YOUR OBJECTIVE:
What is the number of lines in the entries that contain the word "this"? Answer with that figure alone.

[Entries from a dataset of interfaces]
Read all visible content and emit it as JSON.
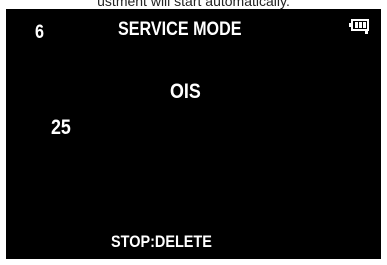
{
  "caption": {
    "text": "ustment will start automatically."
  },
  "screen": {
    "counter_top": "6",
    "title": "SERVICE MODE",
    "ois_label": "OIS",
    "counter_mid": "25",
    "stop_label": "STOP:DELETE"
  },
  "icons": {
    "battery": "battery-icon"
  },
  "colors": {
    "background": "#000000",
    "text": "#ffffff"
  }
}
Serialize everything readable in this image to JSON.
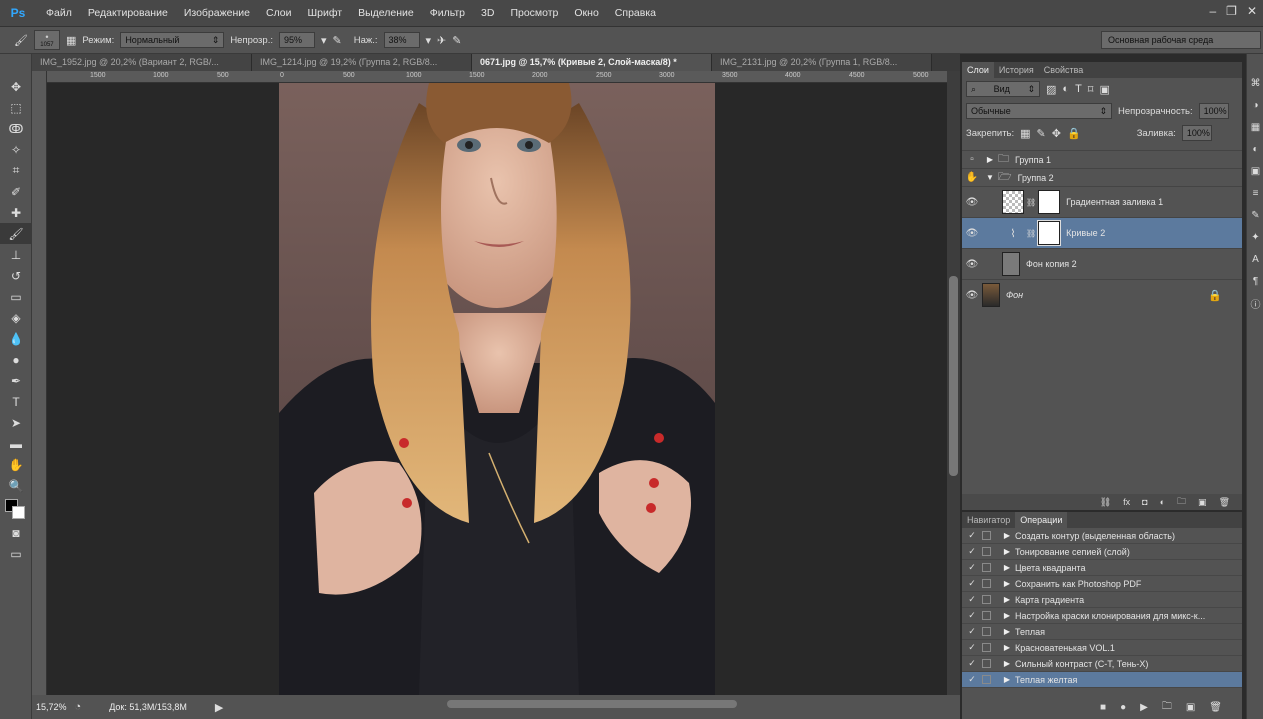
{
  "menubar": {
    "logo": "Ps",
    "items": [
      "Файл",
      "Редактирование",
      "Изображение",
      "Слои",
      "Шрифт",
      "Выделение",
      "Фильтр",
      "3D",
      "Просмотр",
      "Окно",
      "Справка"
    ]
  },
  "options": {
    "brush_size": "1057",
    "mode_label": "Режим:",
    "mode_value": "Нормальный",
    "opacity_label": "Непрозр.:",
    "opacity_value": "95%",
    "pressure_label": "Наж.:",
    "pressure_value": "38%",
    "workspace": "Основная рабочая среда"
  },
  "tabs": [
    "IMG_1952.jpg @ 20,2% (Вариант 2, RGB/...",
    "IMG_1214.jpg @ 19,2% (Группа 2, RGB/8...",
    "0671.jpg @ 15,7% (Кривые 2, Слой-маска/8) *",
    "IMG_2131.jpg @ 20,2% (Группа 1, RGB/8..."
  ],
  "ruler_ticks": [
    "1500",
    "1000",
    "500",
    "0",
    "500",
    "1000",
    "1500",
    "2000",
    "2500",
    "3000",
    "3500",
    "4000",
    "4500",
    "5000"
  ],
  "status": {
    "zoom": "15,72%",
    "doc": "Док: 51,3M/153,8M"
  },
  "layers_panel": {
    "tabs": [
      "Слои",
      "История",
      "Свойства"
    ],
    "kind": "Вид",
    "blend": "Обычные",
    "opacity_label": "Непрозрачность:",
    "opacity_value": "100%",
    "lock_label": "Закрепить:",
    "fill_label": "Заливка:",
    "fill_value": "100%",
    "layers": [
      {
        "name": "Группа 1"
      },
      {
        "name": "Группа 2"
      },
      {
        "name": "Градиентная заливка 1"
      },
      {
        "name": "Кривые 2"
      },
      {
        "name": "Фон копия 2"
      },
      {
        "name": "Фон"
      }
    ]
  },
  "actions_panel": {
    "tabs": [
      "Навигатор",
      "Операции"
    ],
    "items": [
      "Создать контур (выделенная область)",
      "Тонирование сепией (слой)",
      "Цвета квадранта",
      "Сохранить как Photoshop PDF",
      "Карта градиента",
      "Настройка краски клонирования для микс-к...",
      "Теплая",
      "Красноватенькая VOL.1",
      "Сильный контраст (С-Т, Тень-Х)",
      "Теплая желтая"
    ]
  },
  "colors": {
    "accent_select": "#5c7a9e",
    "ps_blue": "#31a8ff",
    "nail": "#c82a2a"
  }
}
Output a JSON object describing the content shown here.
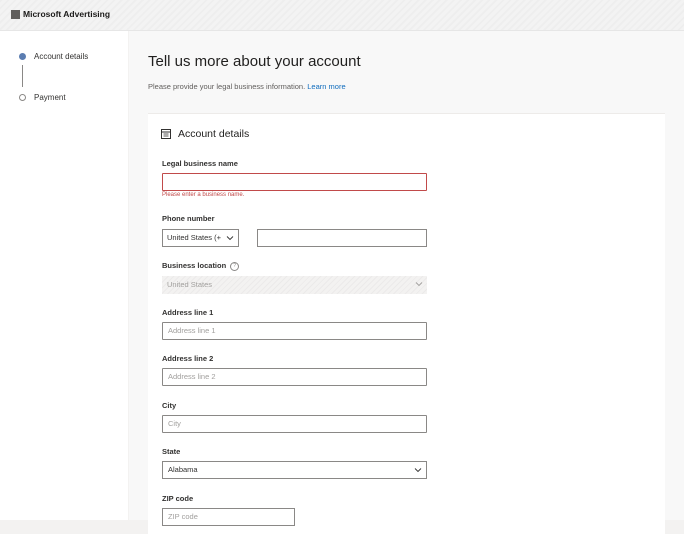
{
  "header": {
    "brand": "Microsoft Advertising",
    "logo_icon": "microsoft-logo-icon"
  },
  "steps": [
    {
      "label": "Account details",
      "state": "active"
    },
    {
      "label": "Payment",
      "state": "inactive"
    }
  ],
  "page": {
    "title": "Tell us more about your account",
    "subtitle": "Please provide your legal business information.",
    "learn_more": "Learn more"
  },
  "card": {
    "title": "Account details",
    "icon": "form-icon",
    "fields": {
      "legal_name": {
        "label": "Legal business name",
        "value": "",
        "error": "Please enter a business name."
      },
      "phone": {
        "label": "Phone number",
        "country": "United States (+",
        "number": ""
      },
      "location": {
        "label": "Business location",
        "value": "United States"
      },
      "address1": {
        "label": "Address line 1",
        "placeholder": "Address line 1"
      },
      "address2": {
        "label": "Address line 2",
        "placeholder": "Address line 2"
      },
      "city": {
        "label": "City",
        "placeholder": "City"
      },
      "state": {
        "label": "State",
        "value": "Alabama"
      },
      "zip": {
        "label": "ZIP code",
        "placeholder": "ZIP code"
      }
    }
  },
  "colors": {
    "accent": "#5b7db1",
    "error": "#c14a4a",
    "link": "#0f6cbd"
  }
}
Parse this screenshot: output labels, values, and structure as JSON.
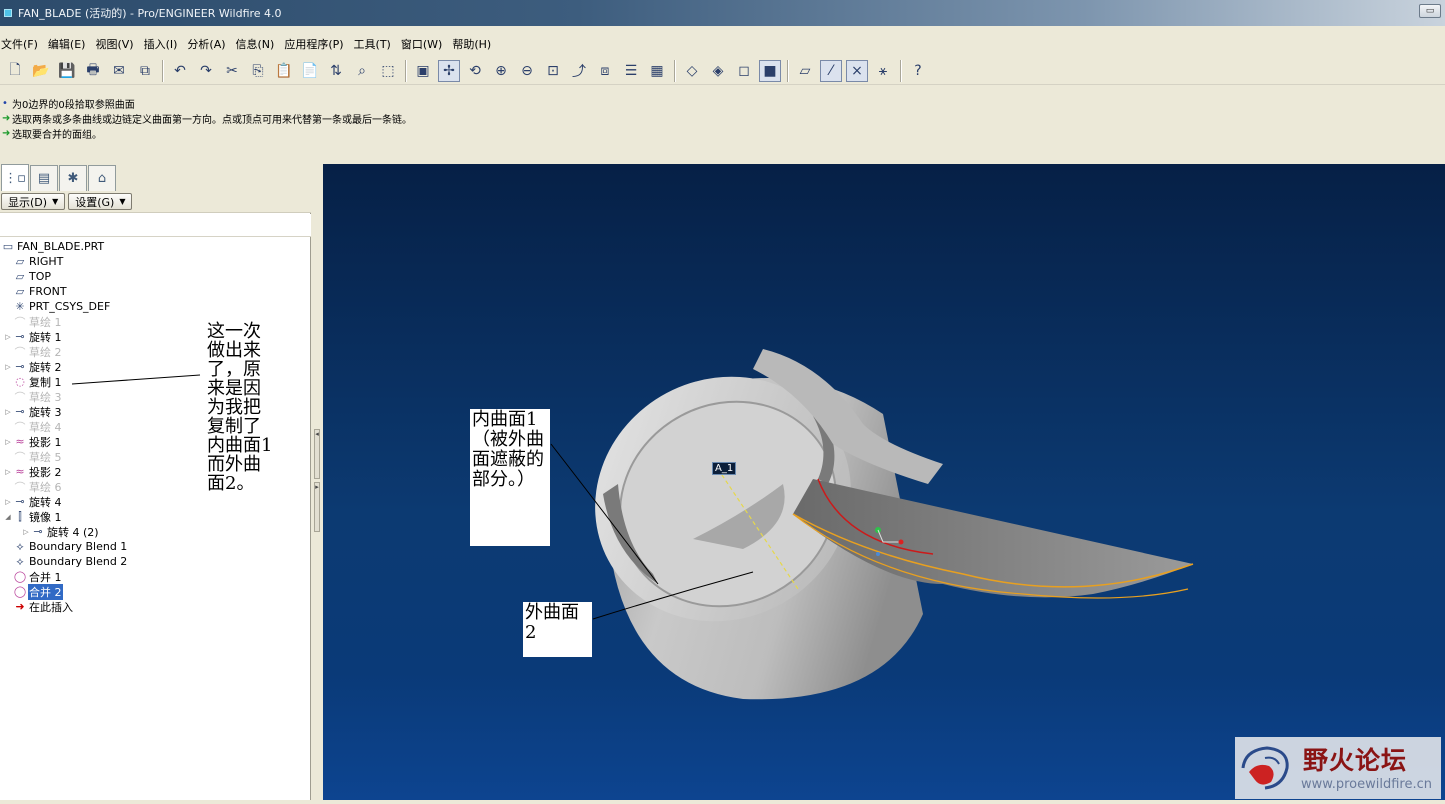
{
  "window": {
    "title": "FAN_BLADE (活动的) - Pro/ENGINEER Wildfire 4.0"
  },
  "menu": [
    "文件(F)",
    "编辑(E)",
    "视图(V)",
    "插入(I)",
    "分析(A)",
    "信息(N)",
    "应用程序(P)",
    "工具(T)",
    "窗口(W)",
    "帮助(H)"
  ],
  "toolbar": {
    "icons": [
      "new-icon",
      "open-icon",
      "save-icon",
      "print-icon",
      "send-mail-icon",
      "send-link-icon",
      "sep",
      "undo-icon",
      "redo-icon",
      "cut-icon",
      "copy-icon",
      "paste-icon",
      "paste-special-icon",
      "regenerate-icon",
      "find-icon",
      "select-box-icon",
      "sep",
      "repaint-icon",
      "spin-center-icon",
      "orient-icon",
      "zoom-in-icon",
      "zoom-out-icon",
      "refit-icon",
      "reorient-icon",
      "saved-views-icon",
      "layers-icon",
      "view-manager-icon",
      "sep",
      "wireframe-icon",
      "hidden-line-icon",
      "no-hidden-icon",
      "shading-icon",
      "sep",
      "datum-planes-icon",
      "datum-axes-icon",
      "datum-points-icon",
      "coordinate-systems-icon",
      "sep",
      "context-help-icon"
    ]
  },
  "messages": [
    {
      "type": "info",
      "text": "为0边界的0段拾取参照曲面"
    },
    {
      "type": "prompt",
      "text": "选取两条或多条曲线或边链定义曲面第一方向。点或顶点可用来代替第一条或最后一条链。"
    },
    {
      "type": "prompt",
      "text": "选取要合并的面组。"
    }
  ],
  "panel": {
    "show_label": "显示(D)",
    "settings_label": "设置(G)"
  },
  "tree": [
    {
      "label": "FAN_BLADE.PRT",
      "icon": "part-icon",
      "indent": 0,
      "state": "normal"
    },
    {
      "label": "RIGHT",
      "icon": "datum-plane-icon",
      "indent": 1,
      "state": "normal"
    },
    {
      "label": "TOP",
      "icon": "datum-plane-icon",
      "indent": 1,
      "state": "normal"
    },
    {
      "label": "FRONT",
      "icon": "datum-plane-icon",
      "indent": 1,
      "state": "normal"
    },
    {
      "label": "PRT_CSYS_DEF",
      "icon": "csys-icon",
      "indent": 1,
      "state": "normal"
    },
    {
      "label": "草绘 1",
      "icon": "sketch-icon",
      "indent": 1,
      "state": "dim"
    },
    {
      "label": "旋转 1",
      "icon": "revolve-icon",
      "indent": 1,
      "state": "normal",
      "expandable": true
    },
    {
      "label": "草绘 2",
      "icon": "sketch-icon",
      "indent": 1,
      "state": "dim"
    },
    {
      "label": "旋转 2",
      "icon": "revolve-icon",
      "indent": 1,
      "state": "normal",
      "expandable": true
    },
    {
      "label": "复制 1",
      "icon": "copy-surface-icon",
      "indent": 1,
      "state": "normal"
    },
    {
      "label": "草绘 3",
      "icon": "sketch-icon",
      "indent": 1,
      "state": "dim"
    },
    {
      "label": "旋转 3",
      "icon": "revolve-icon",
      "indent": 1,
      "state": "normal",
      "expandable": true
    },
    {
      "label": "草绘 4",
      "icon": "sketch-icon",
      "indent": 1,
      "state": "dim"
    },
    {
      "label": "投影 1",
      "icon": "projection-icon",
      "indent": 1,
      "state": "normal",
      "expandable": true
    },
    {
      "label": "草绘 5",
      "icon": "sketch-icon",
      "indent": 1,
      "state": "dim"
    },
    {
      "label": "投影 2",
      "icon": "projection-icon",
      "indent": 1,
      "state": "normal",
      "expandable": true
    },
    {
      "label": "草绘 6",
      "icon": "sketch-icon",
      "indent": 1,
      "state": "dim"
    },
    {
      "label": "旋转 4",
      "icon": "revolve-icon",
      "indent": 1,
      "state": "normal",
      "expandable": true
    },
    {
      "label": "镜像 1",
      "icon": "mirror-icon",
      "indent": 1,
      "state": "normal",
      "expanded": true
    },
    {
      "label": "旋转 4 (2)",
      "icon": "revolve-icon",
      "indent": 2,
      "state": "normal",
      "expandable": true
    },
    {
      "label": "Boundary Blend 1",
      "icon": "boundary-blend-icon",
      "indent": 1,
      "state": "normal"
    },
    {
      "label": "Boundary Blend 2",
      "icon": "boundary-blend-icon",
      "indent": 1,
      "state": "normal"
    },
    {
      "label": "合并 1",
      "icon": "merge-icon",
      "indent": 1,
      "state": "normal"
    },
    {
      "label": "合并 2",
      "icon": "merge-icon",
      "indent": 1,
      "state": "selected"
    },
    {
      "label": "在此插入",
      "icon": "insert-here-icon",
      "indent": 1,
      "state": "normal"
    }
  ],
  "annotations": {
    "left_note": "这一次做出来了，原来是因为我把复制了内曲面1而外曲面2。",
    "inner_surface": "内曲面1（被外曲面遮蔽的部分。）",
    "outer_surface": "外曲面2",
    "csys_label": "A_1"
  },
  "watermark": {
    "name": "野火论坛",
    "url": "www.proewildfire.cn"
  },
  "colors": {
    "viewport_top": "#062046",
    "viewport_bottom": "#0d4490",
    "selection": "#316ac5",
    "edge_highlight": "#e8a020",
    "curve_red": "#cc1a1a"
  }
}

WRITTEN REPLY:
2